Task instructions:
Give back the data in full, with every line exact.

Data excerpts:
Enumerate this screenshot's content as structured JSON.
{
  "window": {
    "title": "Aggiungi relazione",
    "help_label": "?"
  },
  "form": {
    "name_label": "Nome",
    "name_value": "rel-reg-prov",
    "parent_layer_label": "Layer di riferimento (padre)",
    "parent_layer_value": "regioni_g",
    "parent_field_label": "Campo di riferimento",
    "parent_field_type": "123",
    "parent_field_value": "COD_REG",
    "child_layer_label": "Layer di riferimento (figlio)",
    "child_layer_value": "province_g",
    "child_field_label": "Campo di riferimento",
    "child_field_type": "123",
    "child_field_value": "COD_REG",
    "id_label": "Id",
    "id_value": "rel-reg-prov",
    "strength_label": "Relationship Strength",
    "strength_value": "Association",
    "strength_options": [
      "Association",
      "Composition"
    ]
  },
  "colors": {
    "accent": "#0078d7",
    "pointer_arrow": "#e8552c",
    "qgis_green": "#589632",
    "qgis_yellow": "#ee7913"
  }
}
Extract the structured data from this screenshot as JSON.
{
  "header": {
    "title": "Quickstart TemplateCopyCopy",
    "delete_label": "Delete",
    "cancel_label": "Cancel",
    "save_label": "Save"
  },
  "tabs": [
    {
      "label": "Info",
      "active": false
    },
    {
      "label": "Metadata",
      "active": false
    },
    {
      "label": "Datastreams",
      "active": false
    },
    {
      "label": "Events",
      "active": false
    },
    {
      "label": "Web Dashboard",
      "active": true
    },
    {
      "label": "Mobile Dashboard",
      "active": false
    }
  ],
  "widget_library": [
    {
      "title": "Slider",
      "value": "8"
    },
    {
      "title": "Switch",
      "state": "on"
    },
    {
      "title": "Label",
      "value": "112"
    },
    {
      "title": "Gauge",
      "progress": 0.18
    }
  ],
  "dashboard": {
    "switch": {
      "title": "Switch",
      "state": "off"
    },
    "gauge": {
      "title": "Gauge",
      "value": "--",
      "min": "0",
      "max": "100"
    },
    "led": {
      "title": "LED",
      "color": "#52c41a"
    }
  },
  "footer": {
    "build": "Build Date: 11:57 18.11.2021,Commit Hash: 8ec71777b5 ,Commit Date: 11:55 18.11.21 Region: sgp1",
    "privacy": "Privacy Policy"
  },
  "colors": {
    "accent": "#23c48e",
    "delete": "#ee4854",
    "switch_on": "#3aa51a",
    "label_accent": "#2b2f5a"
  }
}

Reply to the exercise:
Enumerate this screenshot's content as structured JSON.
{
  "window": {
    "title": "Aggiungi relazione",
    "help_label": "?"
  },
  "form": {
    "name_label": "Nome",
    "name_value": "rel-reg-prov",
    "parent_layer_label": "Layer di riferimento (padre)",
    "parent_layer_value": "regioni_g",
    "parent_field_label": "Campo di riferimento",
    "parent_field_type": "123",
    "parent_field_value": "COD_REG",
    "child_layer_label": "Layer di riferimento (figlio)",
    "child_layer_value": "province_g",
    "child_field_label": "Campo di riferimento",
    "child_field_type": "123",
    "child_field_value": "COD_REG",
    "id_label": "Id",
    "id_value": "rel-reg-prov",
    "strength_label": "Relationship Strength",
    "strength_value": "Association",
    "strength_options": [
      "Association",
      "Composition"
    ]
  },
  "colors": {
    "accent": "#0078d7",
    "pointer_arrow": "#e8552c",
    "qgis_green": "#589632",
    "qgis_yellow": "#ee7913"
  }
}
Extract the structured data from this screenshot as JSON.
{
  "header": {
    "title": "Quickstart TemplateCopyCopy",
    "delete_label": "Delete",
    "cancel_label": "Cancel",
    "save_label": "Save"
  },
  "tabs": [
    {
      "label": "Info",
      "active": false
    },
    {
      "label": "Metadata",
      "active": false
    },
    {
      "label": "Datastreams",
      "active": false
    },
    {
      "label": "Events",
      "active": false
    },
    {
      "label": "Web Dashboard",
      "active": true
    },
    {
      "label": "Mobile Dashboard",
      "active": false
    }
  ],
  "widget_library": [
    {
      "title": "Slider",
      "value": "8"
    },
    {
      "title": "Switch",
      "state": "on"
    },
    {
      "title": "Label",
      "value": "112"
    },
    {
      "title": "Gauge",
      "progress": 0.18
    }
  ],
  "dashboard": {
    "switch": {
      "title": "Switch",
      "state": "off"
    },
    "gauge": {
      "title": "Gauge",
      "value": "--",
      "min": "0",
      "max": "100"
    },
    "led": {
      "title": "LED",
      "color": "#52c41a"
    }
  },
  "footer": {
    "build": "Build Date: 11:57 18.11.2021,Commit Hash: 8ec71777b5 ,Commit Date: 11:55 18.11.21 Region: sgp1",
    "privacy": "Privacy Policy"
  },
  "colors": {
    "accent": "#23c48e",
    "delete": "#ee4854",
    "switch_on": "#3aa51a",
    "label_accent": "#2b2f5a"
  }
}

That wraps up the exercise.